Tossing. Turning. Checking the clock and figuring out how much sleep you will get if you can just fall asleep right now. When you finally drift off into a slumber, you are harshly woken up by your alarm clock ring and dragging yourself out of bed and into another day of fatigue. What if I told you as another women with ADHD, by adopting my strategies below you could start sleeping better not just for one night but every night. Sound too good to be true? Well, read on, because here are my own personal strategies, I have used to get a restful, restorative slumber that will leave you looking forward to bedtime instead of dreading it.
Go to Bed 15 Minutes Earlier- When it comes down to it, sleep is a number game. For a woman with ADHD to remain healthy we need at least 7 hours of sleep each night, closer to 8 if you want to feel and function at your best. If you have been shortchanging yourself on rest, start off tonight by just getting into bed by 15 minutes earlier than the night before.
Write In A Journal- Keep a small notebook and pen on your nightstand and start a gratitude journal. Taking a few minutes to reflect on your day and then jot down three best things about it calms your mind, improves your mood and lets you drift off to the land of zzzz on a high night.
Turn Off All Electronics– One of the most causes of poor sleep is our technology obsessed world that we live in this includes cell phones, tablets, laptops and the TV. The bluish glow of these electronic devices prevents our ADHD brain from releasing melatonin, the hormone that helps regulate your sleep cycle. Make it a habit to switch off your electronics at least an hour before bedtime.
Make It Routine – If you think a bedtime routine is only for kids, think again. you maybe cheating yourself out of a powerful weapon in the battle against insomnia.

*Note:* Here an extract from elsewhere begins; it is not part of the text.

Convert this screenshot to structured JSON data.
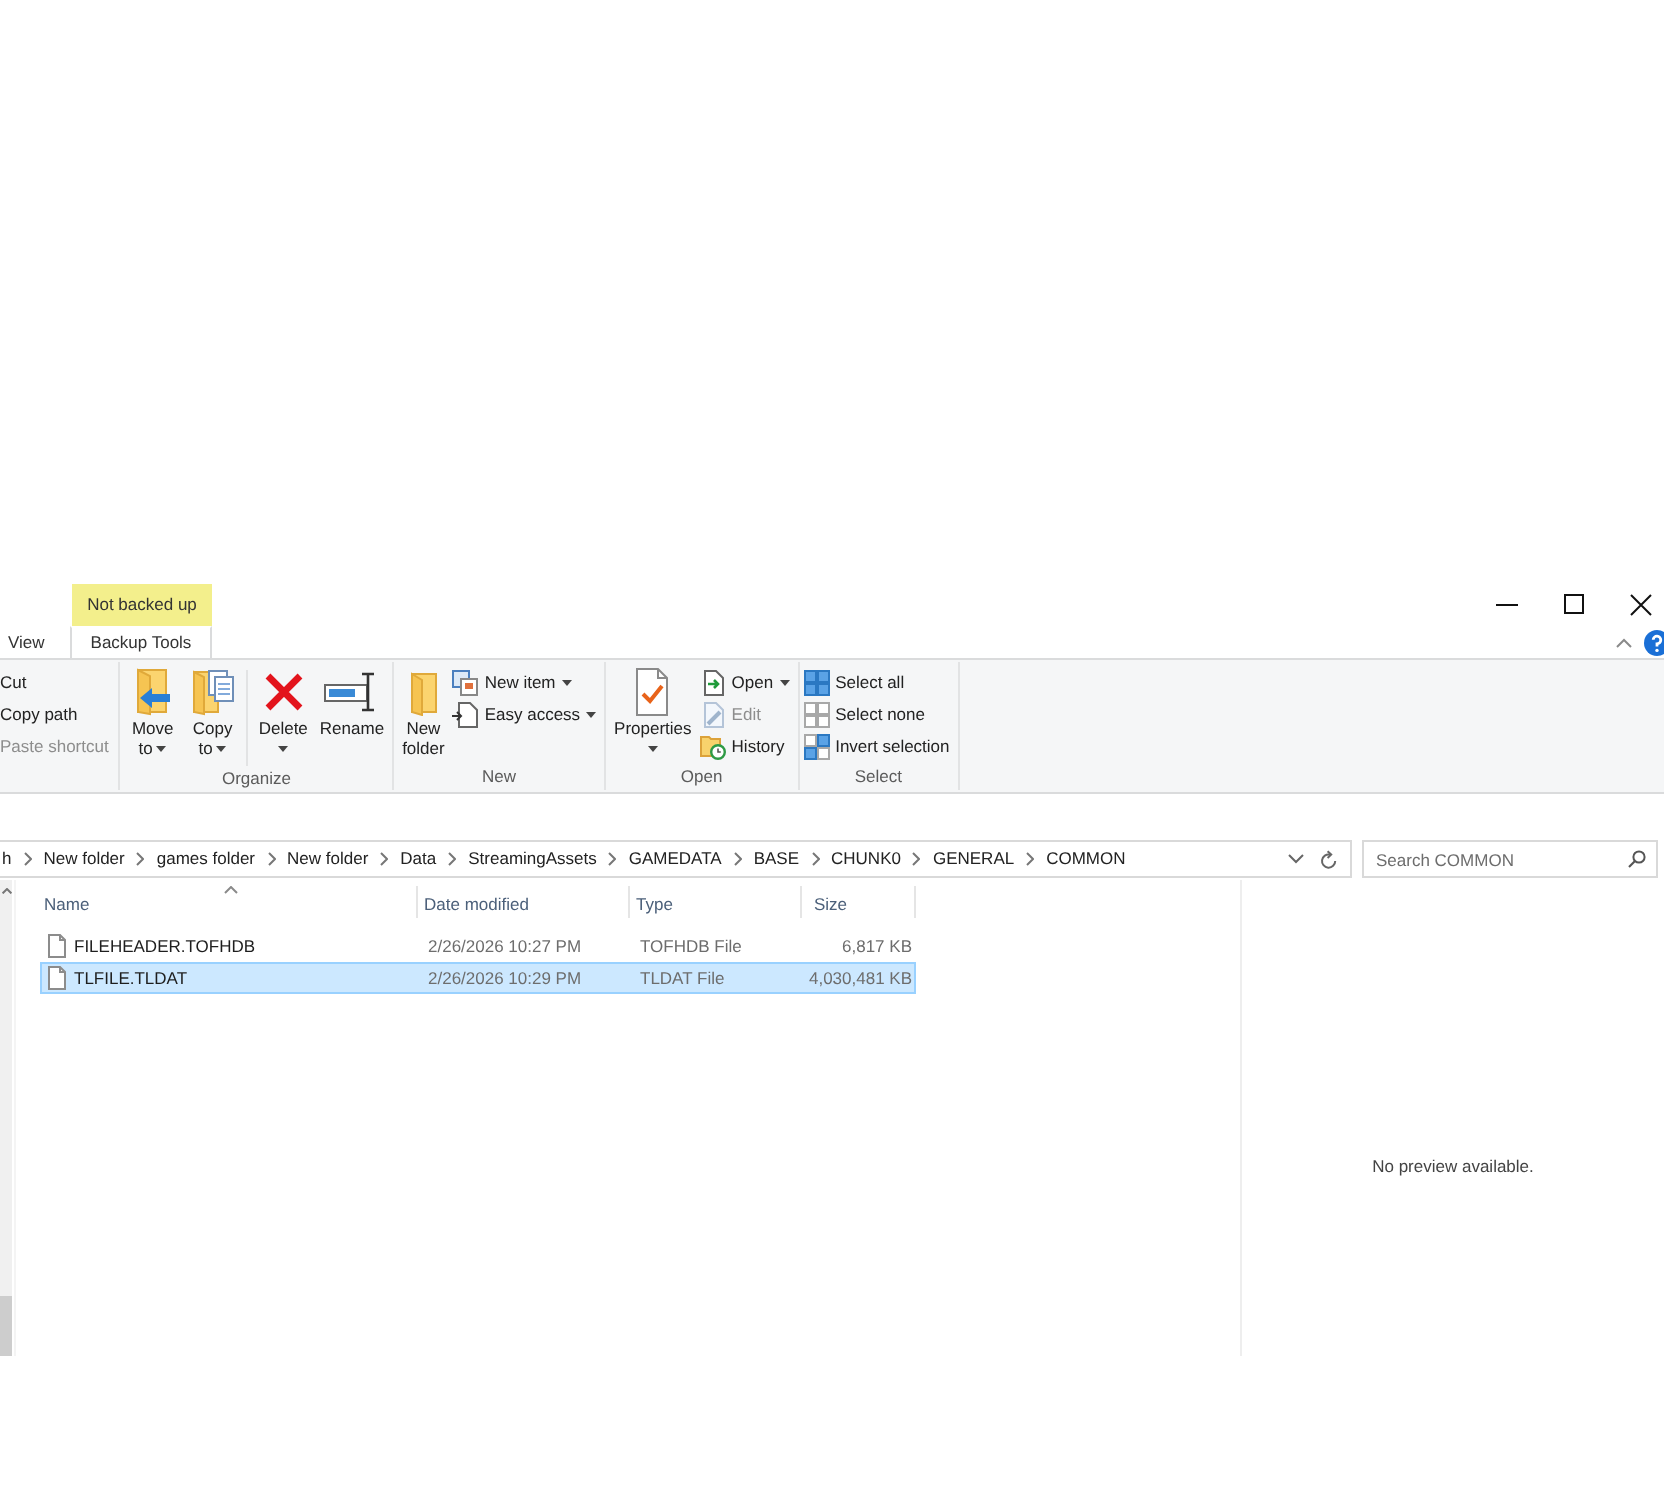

A simple routine – it doesn’t have to be much more than following a nightly pattern of washing up, laying out tomorrow’s clothing, having a small snack, and then writing in your gratitude journal – quickly trains your mind that sleep is coming.

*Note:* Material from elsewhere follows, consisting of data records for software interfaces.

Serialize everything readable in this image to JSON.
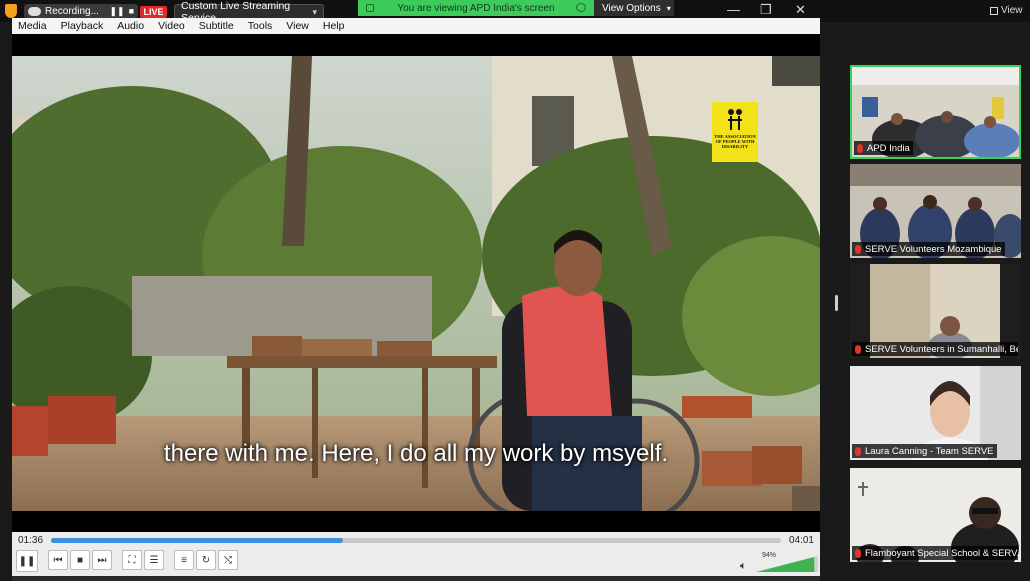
{
  "topbar": {
    "recording_label": "Recording...",
    "recording_pause": "❚❚",
    "recording_stop": "■",
    "live_label": "LIVE",
    "stream_service": "Custom Live Streaming Service",
    "share_banner_text": "You are viewing APD India's screen",
    "view_options_label": "View Options",
    "view_label": "View"
  },
  "menu": {
    "items": [
      "Media",
      "Playback",
      "Audio",
      "Video",
      "Subtitle",
      "Tools",
      "View",
      "Help"
    ]
  },
  "video": {
    "caption": "there with me. Here, I do all my work by msyelf.",
    "logo_text": "THE ASSOCIATION OF PEOPLE WITH DISABILITY"
  },
  "player": {
    "time_current": "01:36",
    "time_total": "04:01",
    "progress": 0.4,
    "volume_percent": "94%"
  },
  "participants": [
    {
      "name": "APD India",
      "active": true
    },
    {
      "name": "SERVE Volunteers Mozambique",
      "active": false
    },
    {
      "name": "SERVE Volunteers in Sumanhalli, Be...",
      "active": false
    },
    {
      "name": "Laura Canning - Team SERVE",
      "active": false
    },
    {
      "name": "Flamboyant Special School & SERV...",
      "active": false
    }
  ],
  "colors": {
    "live_red": "#e02a2a",
    "share_green": "#3dcb5c",
    "active_border": "#38d15a",
    "progress_blue": "#3b8ee0"
  }
}
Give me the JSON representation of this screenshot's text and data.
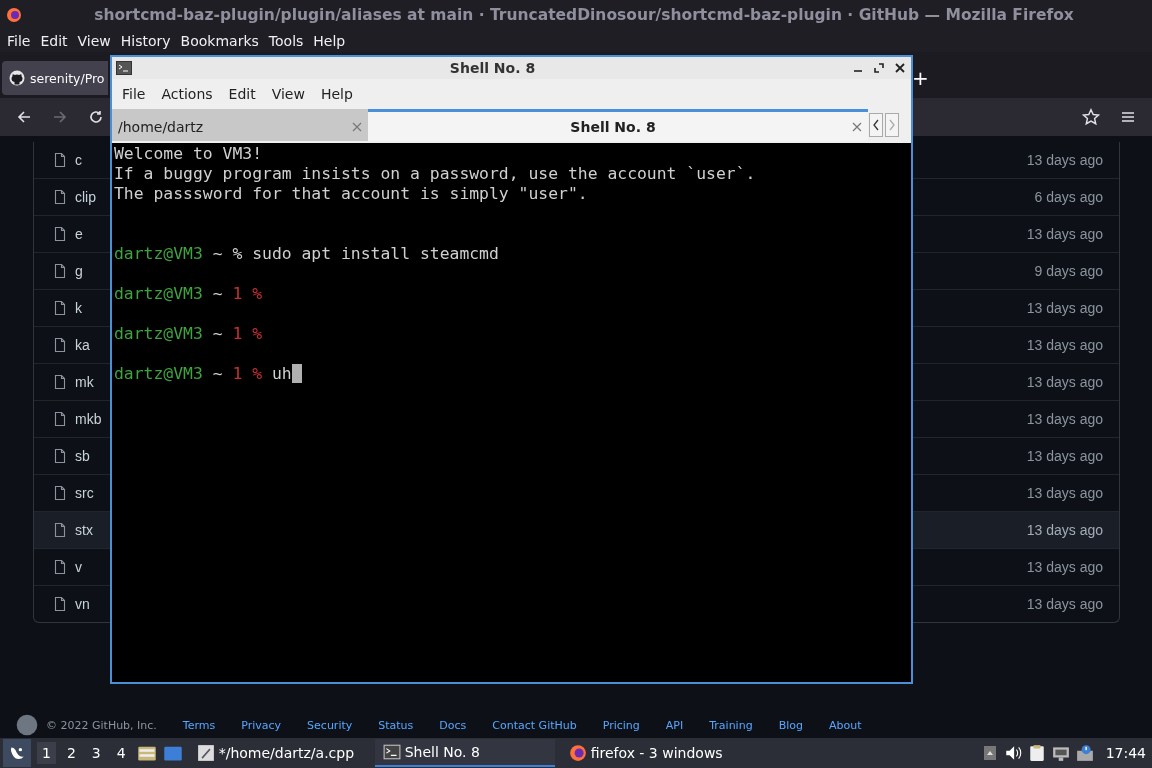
{
  "window": {
    "title": "shortcmd-baz-plugin/plugin/aliases at main · TruncatedDinosour/shortcmd-baz-plugin · GitHub — Mozilla Firefox"
  },
  "menu": [
    "File",
    "Edit",
    "View",
    "History",
    "Bookmarks",
    "Tools",
    "Help"
  ],
  "tabs": [
    {
      "label": "serenity/Pro",
      "selected": true
    },
    {
      "label": "+",
      "kind": "new"
    }
  ],
  "nav": {
    "forward_disabled": true
  },
  "files": [
    {
      "name": "c",
      "age": "13 days ago",
      "hovered": false
    },
    {
      "name": "clip",
      "age": "6 days ago",
      "hovered": false
    },
    {
      "name": "e",
      "age": "13 days ago",
      "hovered": false
    },
    {
      "name": "g",
      "age": "9 days ago",
      "hovered": false
    },
    {
      "name": "k",
      "age": "13 days ago",
      "hovered": false
    },
    {
      "name": "ka",
      "age": "13 days ago",
      "hovered": false
    },
    {
      "name": "mk",
      "age": "13 days ago",
      "hovered": false
    },
    {
      "name": "mkb",
      "age": "13 days ago",
      "hovered": false
    },
    {
      "name": "sb",
      "age": "13 days ago",
      "hovered": false
    },
    {
      "name": "src",
      "age": "13 days ago",
      "hovered": false
    },
    {
      "name": "stx",
      "age": "13 days ago",
      "hovered": true
    },
    {
      "name": "v",
      "age": "13 days ago",
      "hovered": false
    },
    {
      "name": "vn",
      "age": "13 days ago",
      "hovered": false
    }
  ],
  "footer": [
    "© 2022 GitHub, Inc.",
    "Terms",
    "Privacy",
    "Security",
    "Status",
    "Docs",
    "Contact GitHub",
    "Pricing",
    "API",
    "Training",
    "Blog",
    "About"
  ],
  "terminal": {
    "title": "Shell No. 8",
    "menu": [
      "File",
      "Actions",
      "Edit",
      "View",
      "Help"
    ],
    "tabs": [
      {
        "label": "/home/dartz",
        "selected": false
      },
      {
        "label": "Shell No. 8",
        "selected": true
      }
    ],
    "lines": [
      {
        "kind": "text",
        "segments": [
          {
            "kind": "plain",
            "text": "Welcome to VM3!"
          }
        ]
      },
      {
        "kind": "text",
        "segments": [
          {
            "kind": "plain",
            "text": "If a buggy program insists on a password, use the account `user`."
          }
        ]
      },
      {
        "kind": "text",
        "segments": [
          {
            "kind": "plain",
            "text": "The passsword for that account is simply \"user\"."
          }
        ]
      },
      {
        "kind": "blank"
      },
      {
        "kind": "blank"
      },
      {
        "kind": "text",
        "segments": [
          {
            "kind": "user",
            "text": "dartz@VM3"
          },
          {
            "kind": "plain",
            "text": " ~ % sudo apt install steamcmd"
          }
        ]
      },
      {
        "kind": "blank"
      },
      {
        "kind": "text",
        "segments": [
          {
            "kind": "user",
            "text": "dartz@VM3"
          },
          {
            "kind": "plain",
            "text": " ~ "
          },
          {
            "kind": "error",
            "text": "1 %"
          }
        ]
      },
      {
        "kind": "blank"
      },
      {
        "kind": "text",
        "segments": [
          {
            "kind": "user",
            "text": "dartz@VM3"
          },
          {
            "kind": "plain",
            "text": " ~ "
          },
          {
            "kind": "error",
            "text": "1 %"
          }
        ]
      },
      {
        "kind": "blank"
      },
      {
        "kind": "text",
        "cursor": true,
        "segments": [
          {
            "kind": "user",
            "text": "dartz@VM3"
          },
          {
            "kind": "plain",
            "text": " ~ "
          },
          {
            "kind": "error",
            "text": "1 %"
          },
          {
            "kind": "plain",
            "text": " uh"
          }
        ]
      }
    ]
  },
  "taskbar": {
    "workspaces": [
      {
        "label": "1",
        "selected": true
      },
      {
        "label": "2",
        "selected": false
      },
      {
        "label": "3",
        "selected": false
      },
      {
        "label": "4",
        "selected": false
      }
    ],
    "tasks": [
      {
        "label": "*/home/dartz/a.cpp",
        "kind": "editor",
        "selected": false
      },
      {
        "label": "Shell No. 8",
        "kind": "terminal",
        "selected": true
      },
      {
        "label": "firefox - 3 windows",
        "kind": "browser",
        "selected": false
      }
    ],
    "clock": "17:44"
  }
}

Dreamtime Playlist- I use different playlists for my work, walk and sleep, so why don’t you create one as well. You can choose any of your favorite slow jams, classic music or just dreamy jazz tunes- as long as the beat is slow, the lyrics soft or nonexistent, and the tunes relaxing (this isn’t the playlist for toe-tapping, head-bobbing songs), listening to music while you drift off to dreamland is a good way to wind down. Nature sounds, such as rain, waves, crickets or running water, are a similar option.
Plan Tomorrow Today- Before going too sleep, write out your next day to do list. This can be part of your nighttime routine. Not only does this make you feel more efficient in the morning it is another good way to quiet down your ADHD brain so you can get to sleep.